Teaching My Tots About Christmas
I was asked recently to write a short article describing my five favorite things about the holidays and how I plan on sharing these traditions with my three small children. I conjured up my fondest memories of the holidays in an instant and I had my list ready for review before you could say, Jack Frost nipping at your nose.
Taking a moment to look back over my list, I felt a warm sense of pride building up inside of me. You see, in a day and age when people say Christmas has become too commercialized and no one focuses on the true meanings of Christmas, somehow my most treasured memories had absolutely nothing to do with gifts, shopping, or even Santa. Just good old fashioned family fun, the sheer magic of the holidays and a whole lot of childlike anticipation of things to come.
After a quick call to my parents to say Thanks, I sat down and developed a plan to instill these same traditions (and a few new ones) into the hearts and minds of my children. This year’s plan of attack involved making each day of December a day for us to remember. It’s not technically advent, but similar … I’ve started affectionately referring to our efforts as, “Everyday’s a Holiday” and I honestly could not tell you who is loving it more, me or my children.
I started out by making a list of fun, but simple activities I could accomplish with two toddlers and an infant. The activities centered around making food and crafts, random acts of kindness, family outings, and most importantly focusing on the real reason for the season—the birth of Jesus Christ.
Since my children are three and under, this is really the first year we’ve focused on Jesus being the reason for the season.
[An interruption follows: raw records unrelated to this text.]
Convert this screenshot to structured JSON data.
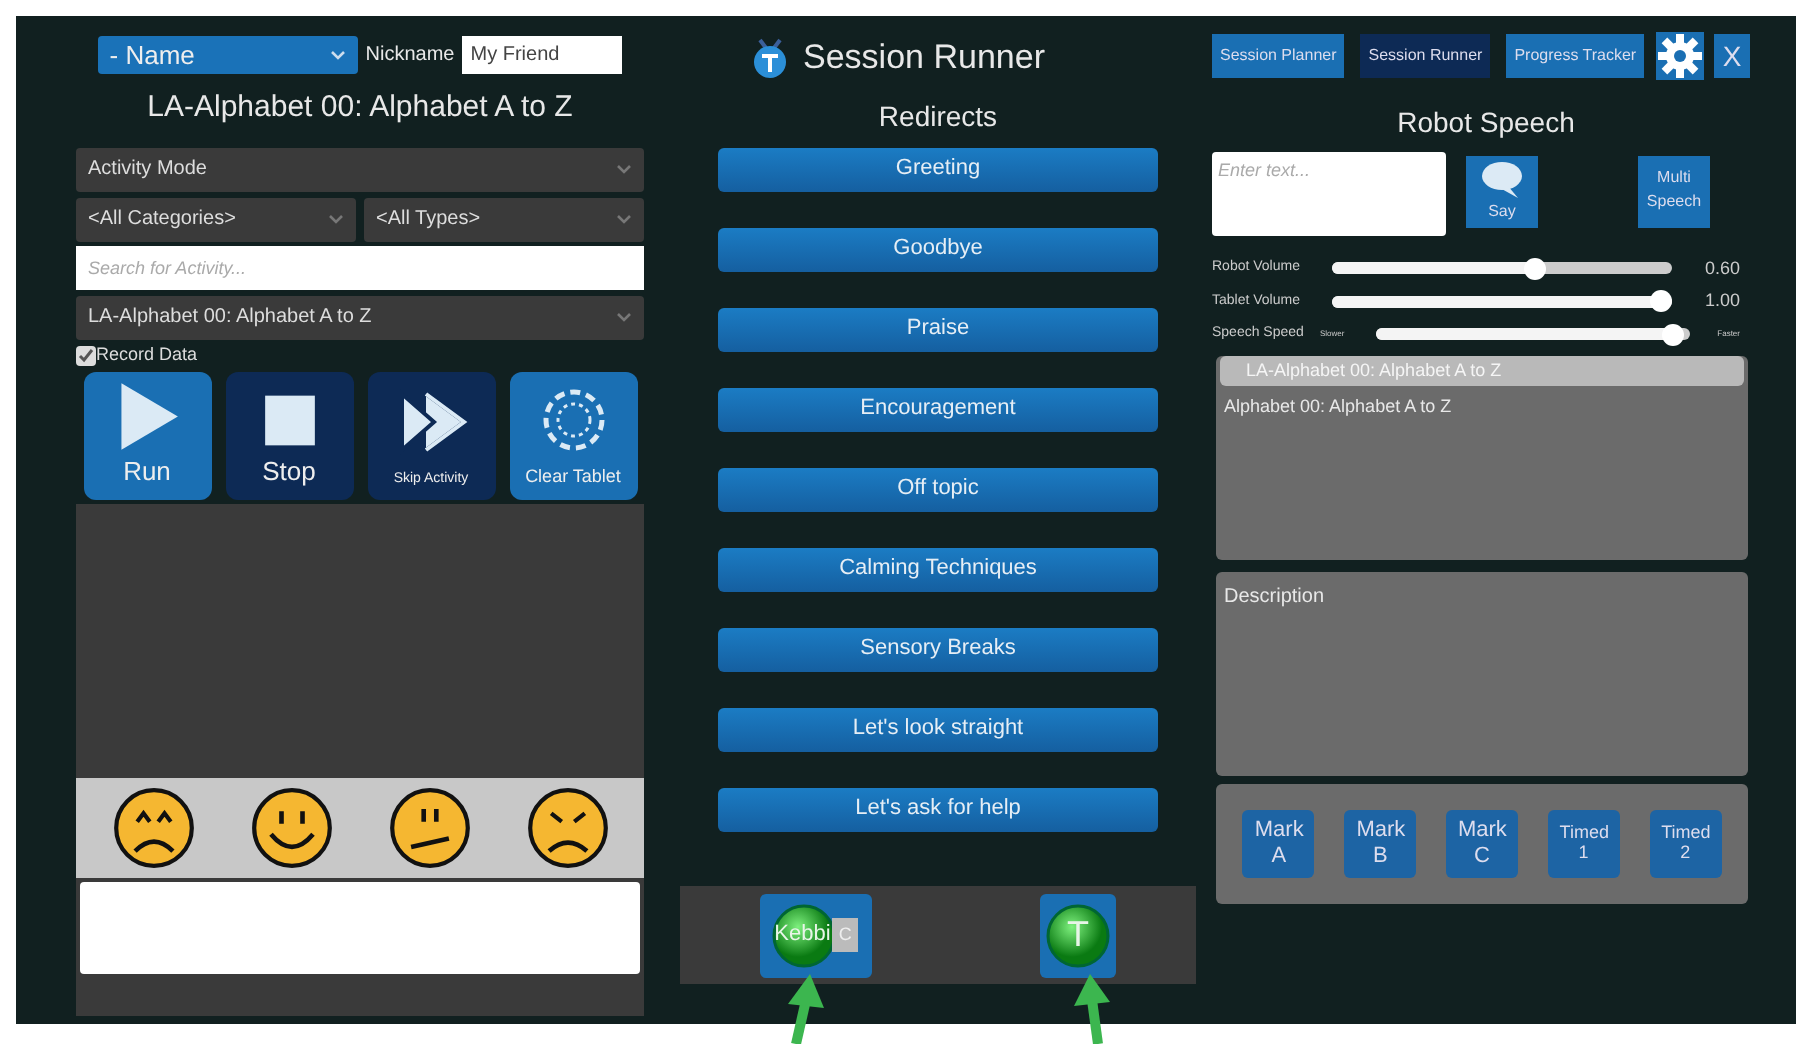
{
  "left": {
    "name_select": "- Name",
    "nickname_label": "Nickname",
    "nickname_value": "My Friend",
    "activity_title": "LA-Alphabet 00: Alphabet A to Z",
    "mode_select": "Activity Mode",
    "category_select": "<All Categories>",
    "type_select": "<All Types>",
    "search_placeholder": "Search for Activity...",
    "activity_select": "LA-Alphabet 00: Alphabet A to Z",
    "record_data": {
      "label": "Record Data",
      "checked": true
    },
    "controls": [
      {
        "kind": "run",
        "label": "Run"
      },
      {
        "kind": "stop",
        "label": "Stop"
      },
      {
        "kind": "skip",
        "label": "Skip Activity"
      },
      {
        "kind": "clear",
        "label": "Clear Tablet"
      }
    ],
    "faces": [
      {
        "kind": "worried"
      },
      {
        "kind": "happy"
      },
      {
        "kind": "neutral"
      },
      {
        "kind": "angry"
      }
    ]
  },
  "center": {
    "title": "Session Runner",
    "redirects_heading": "Redirects",
    "redirects": [
      "Greeting",
      "Goodbye",
      "Praise",
      "Encouragement",
      "Off topic",
      "Calming Techniques",
      "Sensory Breaks",
      "Let's look straight",
      "Let's ask for help"
    ],
    "robots": [
      {
        "kind": "kebbi",
        "label": "Kebbi",
        "badge": "C"
      },
      {
        "kind": "tablet",
        "label": "T"
      }
    ]
  },
  "right": {
    "nav": [
      {
        "label": "Session Planner",
        "selected": false
      },
      {
        "label": "Session Runner",
        "selected": true
      },
      {
        "label": "Progress Tracker",
        "selected": false
      }
    ],
    "close": "X",
    "heading": "Robot Speech",
    "speech_placeholder": "Enter text...",
    "say": "Say",
    "multi": "Multi Speech",
    "sliders": [
      {
        "label": "Robot Volume",
        "level": 0.6,
        "reading": "0.60"
      },
      {
        "label": "Tablet Volume",
        "level": 1.0,
        "reading": "1.00"
      },
      {
        "label": "Speech Speed",
        "min_label": "Slower",
        "max_label": "Faster",
        "level": 0.98
      }
    ],
    "activity_tab": "LA-Alphabet 00: Alphabet A to Z",
    "activity_text": "Alphabet 00: Alphabet A to Z",
    "description": "Description",
    "marks": [
      "Mark A",
      "Mark B",
      "Mark C",
      "Timed 1",
      "Timed 2"
    ]
  }
}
I began by telling them the story of Christmas each night before bed, elaborating a bit more and more each time. Tonight was the tenth installment of our story and this time, my two-year-old actually recited the story to ME. I can’t tell you how much it warmed my heart knowing my children are starting to understand that Christmas has a much deeper meaning than Santa and presents under the tree.
I did a lot of reading on ways to teach the story of Christmas to small children and implemented a new tradition in our home this year. I purchased some soft, tan yarn and found an ornate purple velvet box that once held a glass Christmas ornament. We call the box, Jesus’ bed, and every time one of the children does a particularly good deed or something kind, they get to place one piece of straw (tan yarn) in the bed. Eventually, the bed will be soft and fluffy and made with love for Jesus to rest in on his arrival. They’ve really taken to this tradition and are very excited to fill the bed with love and kindness and make it warm and cozy for baby Jesus. Driving around our city and looking at various nativity scenes has really helped to visualize this process for them.
I’m also trying to focus more on doing things by hand and making the whole holiday a bit simpler for our family. We are making most of the decorations for our house and our tree ourselves this year. Recycled magazine Christmas trees, wreaths made from paper plates and Christmas bows, scented pine cones, candy canes, ribbon and poinsettias are all we really need to make our home feel full of holiday cheer. For the yard, we’ve fashioned bird seed ornaments in the shape of stars and constructed popcorn garland to hang in our trees. My pathway is lit with tin can luminaries, made after a hearty Sunday Soup Supper.
Sure, my kids are still excited that Santa Claus is coming to town and honestly, I wouldn’t have it any other way but I’m also proud of the traditions we are starting at such an early age and hopeful that when my kids have kids, it will be these memories that they cherish the most as well.
I’m curious to hear from others, are you implementing any new traditions in your home this year? I’d love to hear all about them …